This perceptible and gradual sea-change has led to 10,000 Days. Despite approaching eight years old it is their most recent album, with the growly intonations from Maynard at this point completely evolved into an almost monklike prayer, Danny Carey’s drum hits have gone from Tysonesque sucker punches to delicate backwoods grumblings. The ambiance and richness of the record is augmented with increased use of effects, the thunder echoing behind the instruments in the title track is a notable example. There are religious themes, for the first time; previously no overt criticism of religion had been present in Tool’s work, but the epic Wings for Marie (of which the title track is a part) climaxes with a zenith of sound and a clash of imagery: “you’re the only one who can hold your head up high/shake your fist at the gates saying/”I’ve come home now””, climaxing in the repeating phrase “give me my wings”. It’s the most visceral Tool moment. Seemingly a song inspired by Maynard’s recently passed mother, who was a devout believer rejected by her church. Before Wings for Marie is cold, the Pot leads in bravely with vocals rather than instruments in which Tool take a broad swipe at hypocrisy and judgement. The highlight has to be Rosetta Stoned, a hilarious Bill Hicksian (in the best sense, not the Alex Jones conspiracy sense) voyage of a loser dropout whose drug experience coincides with a vision from a divine extra-terrestrial entity. I have an affinity for all Tool albums, but I find that of all their rich, deep works, 10,000 Days is their richest and deepest. Not the gigantic leap any of their previous records were from the previous, but more of a steady incremental evolution of the form.
Their last record feels like a long time ago, and it’s hard to believe a new Tool record (rumoured to be in the works) could provide the same sense of continuum that their discography to date cements. It’s easy to get carried away with my praise for Tool. Their sophomoric humour hamstrings their genuine insights (many of which are very funny) and their continued (though subdued) thudding heaviness probably limits their mass appeal. I feel only dread for a new Tool record, not only does it have a tangible musical legacy to continue, but like the latest (shit) Black Sabbath record, in the minds of their more idiotic fans it has to inexplicably restore them to the early nineties mindset to which the early Tool records restore them; where life was simpler and the angst was more definable. And when it doesn’t, because it can’t, expect a fan backlash. I know Maynard still has it, from a series of excellent appearances on podcasts (the WTFPod interview is particularly insightful and funny), his Pucifer work, and a frequently brilliant wine columnin the Phoenix New Times; and I know that the world of today needs a Tool record. It’ll give us an insight into what a beautiful world this could have been if it could just have been kept out of the hands of awful gutless album-a-year bumgazers like Mumford and Cunts.

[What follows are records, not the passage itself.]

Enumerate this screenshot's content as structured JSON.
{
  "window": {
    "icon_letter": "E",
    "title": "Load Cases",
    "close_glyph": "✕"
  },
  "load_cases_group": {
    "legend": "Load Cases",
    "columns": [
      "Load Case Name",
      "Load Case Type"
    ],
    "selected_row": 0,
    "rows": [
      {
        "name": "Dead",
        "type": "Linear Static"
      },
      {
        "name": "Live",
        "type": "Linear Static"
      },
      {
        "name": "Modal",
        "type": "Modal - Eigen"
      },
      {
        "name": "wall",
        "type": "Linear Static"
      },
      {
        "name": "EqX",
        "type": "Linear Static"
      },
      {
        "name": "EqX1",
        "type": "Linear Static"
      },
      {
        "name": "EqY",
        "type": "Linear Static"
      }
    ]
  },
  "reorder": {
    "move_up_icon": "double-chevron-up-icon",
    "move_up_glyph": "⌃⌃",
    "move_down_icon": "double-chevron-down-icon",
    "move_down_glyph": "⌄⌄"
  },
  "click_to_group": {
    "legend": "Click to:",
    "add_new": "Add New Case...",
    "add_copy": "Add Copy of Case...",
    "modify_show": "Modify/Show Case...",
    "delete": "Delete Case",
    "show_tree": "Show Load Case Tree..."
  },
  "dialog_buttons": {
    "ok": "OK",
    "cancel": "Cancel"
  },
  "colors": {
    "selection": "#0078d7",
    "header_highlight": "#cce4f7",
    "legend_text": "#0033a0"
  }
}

Sorry, I don’t know where that came from, they just came on the radio and I’m filling with hate and rage right now.
Written under extreme duress by Steven.